4. Time

It is unusual for each chapter in a story to be separated by an enormous section of “missing” time. Perhaps the author skips over a couple of hours of the characters’ lives that would be uninteresting to the reader, or occasionally a couple of days of time, but temporality remains largely consistent (unless the whole point is that it doesn’t, ala The Time Traveler’s Wife).

In serials, each episode of the adventure can begin presuming that any number of major events occurred since we saw that character last. The scene movements and transitions inside the episode follow the rules of chapters in a book, telling a coherent story by leaving out only uninteresting bits of time. But episodes themselves have the potential to be more “distinct” and “separate” from one another than chapters in a book are from one another.

Many serials utilize this technique, but many others don’t. Nonetheless, it’s a technique that’s very difficult to do with chapters of a novel.


It took a lot of energy for me to realize that I was writing a serial at all. However, recent technological advances have made production in the serialized format more practical than ever, and we are poised for a resurgence of this style of narrative.

Now is a great time to experiment with the format, come up with something new and original, and discover what style works best for you.


Zachary Bonelli is the author of the ongoing Voyage Along the Catastrophe of Notions series. It is currently in the middle of its first sequence, Embarkation. He is active on the Google+ Science Fiction Writers community, and muses about serialized fiction, and randomly as well, on his blog.

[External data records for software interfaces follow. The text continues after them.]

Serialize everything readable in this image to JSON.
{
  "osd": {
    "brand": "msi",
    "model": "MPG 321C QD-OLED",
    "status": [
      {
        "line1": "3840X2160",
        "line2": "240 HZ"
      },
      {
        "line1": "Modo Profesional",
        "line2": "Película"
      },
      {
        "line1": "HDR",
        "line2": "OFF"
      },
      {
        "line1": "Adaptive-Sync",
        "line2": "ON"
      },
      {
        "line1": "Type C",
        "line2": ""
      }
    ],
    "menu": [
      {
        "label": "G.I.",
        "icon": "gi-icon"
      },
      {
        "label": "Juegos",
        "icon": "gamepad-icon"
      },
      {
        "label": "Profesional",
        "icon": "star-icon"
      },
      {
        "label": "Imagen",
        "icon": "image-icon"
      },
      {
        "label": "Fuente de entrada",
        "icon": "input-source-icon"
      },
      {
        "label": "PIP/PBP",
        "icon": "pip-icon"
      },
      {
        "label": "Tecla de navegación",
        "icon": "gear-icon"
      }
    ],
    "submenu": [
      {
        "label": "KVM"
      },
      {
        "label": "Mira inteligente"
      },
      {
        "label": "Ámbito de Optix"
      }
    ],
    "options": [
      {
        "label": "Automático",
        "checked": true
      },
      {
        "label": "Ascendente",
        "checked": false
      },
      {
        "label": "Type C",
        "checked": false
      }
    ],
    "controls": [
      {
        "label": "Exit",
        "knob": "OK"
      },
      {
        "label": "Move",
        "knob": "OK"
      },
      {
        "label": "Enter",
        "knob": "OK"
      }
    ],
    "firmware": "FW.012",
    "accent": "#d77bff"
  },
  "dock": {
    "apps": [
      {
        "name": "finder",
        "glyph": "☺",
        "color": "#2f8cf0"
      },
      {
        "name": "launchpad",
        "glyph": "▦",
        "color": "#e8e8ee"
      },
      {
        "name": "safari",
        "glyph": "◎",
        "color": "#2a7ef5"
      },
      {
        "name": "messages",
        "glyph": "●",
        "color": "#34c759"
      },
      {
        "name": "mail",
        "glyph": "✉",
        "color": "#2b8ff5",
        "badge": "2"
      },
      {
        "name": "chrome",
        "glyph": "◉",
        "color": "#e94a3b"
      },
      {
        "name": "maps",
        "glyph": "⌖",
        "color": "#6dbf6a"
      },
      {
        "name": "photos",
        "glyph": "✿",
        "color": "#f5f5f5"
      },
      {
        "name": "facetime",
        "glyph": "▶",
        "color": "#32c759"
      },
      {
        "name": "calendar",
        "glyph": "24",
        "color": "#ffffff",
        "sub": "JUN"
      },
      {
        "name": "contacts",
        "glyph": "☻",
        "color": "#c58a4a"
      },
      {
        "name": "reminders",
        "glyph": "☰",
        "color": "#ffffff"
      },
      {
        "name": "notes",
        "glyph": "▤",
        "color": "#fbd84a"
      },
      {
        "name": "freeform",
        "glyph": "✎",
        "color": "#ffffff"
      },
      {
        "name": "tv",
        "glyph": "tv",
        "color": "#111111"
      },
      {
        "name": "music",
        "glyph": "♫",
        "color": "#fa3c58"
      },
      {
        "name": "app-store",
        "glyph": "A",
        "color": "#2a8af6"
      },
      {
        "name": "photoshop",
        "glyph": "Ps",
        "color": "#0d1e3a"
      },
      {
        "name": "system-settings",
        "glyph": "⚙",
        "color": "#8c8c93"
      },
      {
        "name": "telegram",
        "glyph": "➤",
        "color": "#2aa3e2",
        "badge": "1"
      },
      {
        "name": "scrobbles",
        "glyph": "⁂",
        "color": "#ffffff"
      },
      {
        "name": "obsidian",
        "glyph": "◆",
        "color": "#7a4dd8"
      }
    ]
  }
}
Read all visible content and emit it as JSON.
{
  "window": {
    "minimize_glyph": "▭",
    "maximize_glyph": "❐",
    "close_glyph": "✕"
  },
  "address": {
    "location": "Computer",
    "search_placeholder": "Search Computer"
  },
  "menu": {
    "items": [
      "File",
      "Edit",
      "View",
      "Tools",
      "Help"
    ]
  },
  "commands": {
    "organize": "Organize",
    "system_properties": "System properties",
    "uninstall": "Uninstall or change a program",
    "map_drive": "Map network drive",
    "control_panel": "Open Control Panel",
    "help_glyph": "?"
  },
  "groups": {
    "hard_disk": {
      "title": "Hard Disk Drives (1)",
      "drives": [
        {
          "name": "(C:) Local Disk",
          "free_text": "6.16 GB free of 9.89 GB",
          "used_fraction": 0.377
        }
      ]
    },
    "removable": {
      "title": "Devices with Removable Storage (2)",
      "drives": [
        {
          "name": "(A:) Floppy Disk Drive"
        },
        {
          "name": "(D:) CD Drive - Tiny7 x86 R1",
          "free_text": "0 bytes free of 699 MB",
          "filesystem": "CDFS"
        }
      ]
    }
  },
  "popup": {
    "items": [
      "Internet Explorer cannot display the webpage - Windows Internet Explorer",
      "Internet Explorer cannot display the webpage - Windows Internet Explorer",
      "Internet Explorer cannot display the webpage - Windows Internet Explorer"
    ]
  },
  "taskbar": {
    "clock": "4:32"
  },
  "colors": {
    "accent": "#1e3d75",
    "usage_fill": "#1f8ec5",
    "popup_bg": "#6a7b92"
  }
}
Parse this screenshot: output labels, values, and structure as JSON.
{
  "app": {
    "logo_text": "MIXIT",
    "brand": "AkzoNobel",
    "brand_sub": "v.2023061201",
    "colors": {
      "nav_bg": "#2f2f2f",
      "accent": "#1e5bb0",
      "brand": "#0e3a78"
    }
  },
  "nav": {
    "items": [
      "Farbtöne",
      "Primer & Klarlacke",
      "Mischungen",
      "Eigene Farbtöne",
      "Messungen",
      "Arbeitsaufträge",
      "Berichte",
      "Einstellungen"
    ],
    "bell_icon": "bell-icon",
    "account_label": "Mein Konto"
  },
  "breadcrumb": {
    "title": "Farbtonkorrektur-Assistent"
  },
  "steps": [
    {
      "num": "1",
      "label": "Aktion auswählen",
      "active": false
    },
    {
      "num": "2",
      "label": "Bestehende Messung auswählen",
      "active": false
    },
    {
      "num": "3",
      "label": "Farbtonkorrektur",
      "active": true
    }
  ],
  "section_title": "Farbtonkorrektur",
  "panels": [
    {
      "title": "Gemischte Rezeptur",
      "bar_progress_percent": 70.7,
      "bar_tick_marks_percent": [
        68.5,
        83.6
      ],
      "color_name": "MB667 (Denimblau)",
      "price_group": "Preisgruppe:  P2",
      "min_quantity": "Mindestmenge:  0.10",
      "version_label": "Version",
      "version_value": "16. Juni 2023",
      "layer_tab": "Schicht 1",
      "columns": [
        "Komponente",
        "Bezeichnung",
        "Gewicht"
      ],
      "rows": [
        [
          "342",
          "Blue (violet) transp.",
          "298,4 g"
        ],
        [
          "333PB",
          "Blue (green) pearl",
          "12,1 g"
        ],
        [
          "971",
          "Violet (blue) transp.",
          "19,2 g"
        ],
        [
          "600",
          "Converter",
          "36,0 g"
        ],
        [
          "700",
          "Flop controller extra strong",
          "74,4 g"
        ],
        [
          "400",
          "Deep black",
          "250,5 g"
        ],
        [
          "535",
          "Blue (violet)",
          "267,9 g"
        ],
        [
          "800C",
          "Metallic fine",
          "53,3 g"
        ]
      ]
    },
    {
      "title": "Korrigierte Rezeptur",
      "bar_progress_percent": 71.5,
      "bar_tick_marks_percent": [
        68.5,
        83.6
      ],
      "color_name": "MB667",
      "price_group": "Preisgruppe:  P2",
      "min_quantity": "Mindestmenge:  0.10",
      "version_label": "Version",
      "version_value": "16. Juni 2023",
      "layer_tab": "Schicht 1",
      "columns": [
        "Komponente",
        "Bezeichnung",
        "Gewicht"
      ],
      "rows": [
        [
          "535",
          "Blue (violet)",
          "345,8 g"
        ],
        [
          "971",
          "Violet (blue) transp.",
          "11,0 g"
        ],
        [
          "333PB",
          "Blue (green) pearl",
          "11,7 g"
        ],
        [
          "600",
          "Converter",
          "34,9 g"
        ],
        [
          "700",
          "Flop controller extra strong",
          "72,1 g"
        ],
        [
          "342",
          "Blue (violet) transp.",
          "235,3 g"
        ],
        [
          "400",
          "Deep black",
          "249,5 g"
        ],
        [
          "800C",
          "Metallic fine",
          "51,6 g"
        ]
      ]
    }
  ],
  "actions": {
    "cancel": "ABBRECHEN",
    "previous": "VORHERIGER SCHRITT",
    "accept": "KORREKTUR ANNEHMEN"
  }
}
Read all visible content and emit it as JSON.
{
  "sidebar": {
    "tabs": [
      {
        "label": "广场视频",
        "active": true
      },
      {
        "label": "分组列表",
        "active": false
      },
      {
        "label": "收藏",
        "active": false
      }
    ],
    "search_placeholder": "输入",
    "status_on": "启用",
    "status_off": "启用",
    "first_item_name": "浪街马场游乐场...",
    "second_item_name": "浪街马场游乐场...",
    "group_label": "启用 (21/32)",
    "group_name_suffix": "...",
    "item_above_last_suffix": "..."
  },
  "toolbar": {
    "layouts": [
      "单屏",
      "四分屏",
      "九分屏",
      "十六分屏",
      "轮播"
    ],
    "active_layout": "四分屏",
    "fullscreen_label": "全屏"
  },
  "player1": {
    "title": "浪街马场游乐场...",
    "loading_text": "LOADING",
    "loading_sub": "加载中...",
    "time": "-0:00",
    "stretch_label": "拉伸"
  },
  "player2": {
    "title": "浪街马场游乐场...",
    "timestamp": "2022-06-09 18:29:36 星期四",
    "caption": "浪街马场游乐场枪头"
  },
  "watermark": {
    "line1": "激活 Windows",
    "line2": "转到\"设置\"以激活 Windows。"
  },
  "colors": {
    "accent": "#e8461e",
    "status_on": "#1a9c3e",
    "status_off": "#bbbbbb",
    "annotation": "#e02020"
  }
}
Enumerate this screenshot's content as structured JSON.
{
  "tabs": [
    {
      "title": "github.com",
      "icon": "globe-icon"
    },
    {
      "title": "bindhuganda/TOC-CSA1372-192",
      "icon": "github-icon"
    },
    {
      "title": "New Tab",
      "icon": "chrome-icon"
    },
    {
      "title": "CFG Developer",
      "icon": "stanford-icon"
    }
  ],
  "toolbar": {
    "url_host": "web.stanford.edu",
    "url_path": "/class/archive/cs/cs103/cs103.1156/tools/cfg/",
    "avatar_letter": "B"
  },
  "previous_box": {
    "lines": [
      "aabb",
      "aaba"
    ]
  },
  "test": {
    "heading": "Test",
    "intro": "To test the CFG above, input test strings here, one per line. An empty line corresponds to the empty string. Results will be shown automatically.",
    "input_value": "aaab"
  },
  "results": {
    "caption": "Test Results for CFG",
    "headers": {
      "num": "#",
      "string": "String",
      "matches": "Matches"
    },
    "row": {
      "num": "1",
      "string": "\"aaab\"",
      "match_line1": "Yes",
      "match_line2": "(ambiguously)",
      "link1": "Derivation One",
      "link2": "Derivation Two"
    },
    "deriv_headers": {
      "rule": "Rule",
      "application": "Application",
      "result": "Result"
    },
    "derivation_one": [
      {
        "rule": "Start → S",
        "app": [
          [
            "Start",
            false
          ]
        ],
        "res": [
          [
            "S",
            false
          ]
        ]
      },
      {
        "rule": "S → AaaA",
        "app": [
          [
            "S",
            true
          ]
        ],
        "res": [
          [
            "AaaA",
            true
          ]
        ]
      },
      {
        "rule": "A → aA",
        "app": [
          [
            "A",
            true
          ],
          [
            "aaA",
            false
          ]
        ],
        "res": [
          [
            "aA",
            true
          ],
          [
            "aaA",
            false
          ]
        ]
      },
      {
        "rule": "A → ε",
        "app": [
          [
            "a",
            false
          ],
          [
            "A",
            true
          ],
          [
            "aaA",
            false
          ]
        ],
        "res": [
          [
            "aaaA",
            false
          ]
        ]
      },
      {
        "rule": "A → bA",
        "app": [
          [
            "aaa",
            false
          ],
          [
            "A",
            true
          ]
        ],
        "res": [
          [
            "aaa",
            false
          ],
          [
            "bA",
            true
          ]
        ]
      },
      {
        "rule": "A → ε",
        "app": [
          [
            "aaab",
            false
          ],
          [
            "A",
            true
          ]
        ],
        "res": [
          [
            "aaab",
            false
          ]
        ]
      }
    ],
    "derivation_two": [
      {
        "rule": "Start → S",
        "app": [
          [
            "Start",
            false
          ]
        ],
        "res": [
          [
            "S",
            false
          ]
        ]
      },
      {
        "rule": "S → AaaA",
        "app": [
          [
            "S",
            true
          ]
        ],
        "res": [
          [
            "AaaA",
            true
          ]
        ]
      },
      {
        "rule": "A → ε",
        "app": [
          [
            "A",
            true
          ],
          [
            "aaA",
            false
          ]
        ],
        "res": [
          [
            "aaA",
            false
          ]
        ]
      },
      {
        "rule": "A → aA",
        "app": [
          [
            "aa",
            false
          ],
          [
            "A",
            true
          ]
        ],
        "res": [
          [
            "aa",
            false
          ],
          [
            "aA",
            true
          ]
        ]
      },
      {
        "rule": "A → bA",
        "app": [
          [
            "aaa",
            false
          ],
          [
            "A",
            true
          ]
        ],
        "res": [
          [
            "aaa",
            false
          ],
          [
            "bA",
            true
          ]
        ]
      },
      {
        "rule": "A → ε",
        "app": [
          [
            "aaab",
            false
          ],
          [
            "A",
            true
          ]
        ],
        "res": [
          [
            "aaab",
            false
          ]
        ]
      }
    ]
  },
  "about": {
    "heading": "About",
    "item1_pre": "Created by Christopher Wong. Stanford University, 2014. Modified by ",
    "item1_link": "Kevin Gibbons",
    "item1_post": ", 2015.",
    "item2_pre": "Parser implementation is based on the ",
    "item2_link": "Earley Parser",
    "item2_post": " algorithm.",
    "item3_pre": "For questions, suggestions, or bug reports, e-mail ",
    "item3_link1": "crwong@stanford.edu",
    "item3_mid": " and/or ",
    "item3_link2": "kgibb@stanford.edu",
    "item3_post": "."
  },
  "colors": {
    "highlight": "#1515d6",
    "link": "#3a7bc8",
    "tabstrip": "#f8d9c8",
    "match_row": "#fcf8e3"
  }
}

Insomnium, Zachary’s second serial, is due out this October. He is currently attempting to raise money for the series’ cover art on Kickstarter.


  1. Thanks for the breakdown, Zachary! With serials rising in popularity again, it's really helpful to see the distinctions between serials and novels laid out so simply like this. I'd like to explore this avenue of fiction myself - maybe someday the perfect idea for it will strike!

  2. Great post. I currently subscribe to a couple of serials. I like that I don't have to wait so long on the next installment as with full-length novels.

  3. Have fun at the Odyssey Writing Workshop J.W.! You're right about time between chapters Zachary, since I always find it jarring otherwise.

  4. This is really interesting. I've actually never knew what these were called. Makes a lot of sense. Thanks for the breakdown!

  5. Interesting post. I've never read a serialized novel (yet) but it sure sounds interesting. I believe many stories were buried prematurely because they didn't fit the the "novel" mold, when in fact they could probably have been better suited as a series of episodes.


Thanks for reading!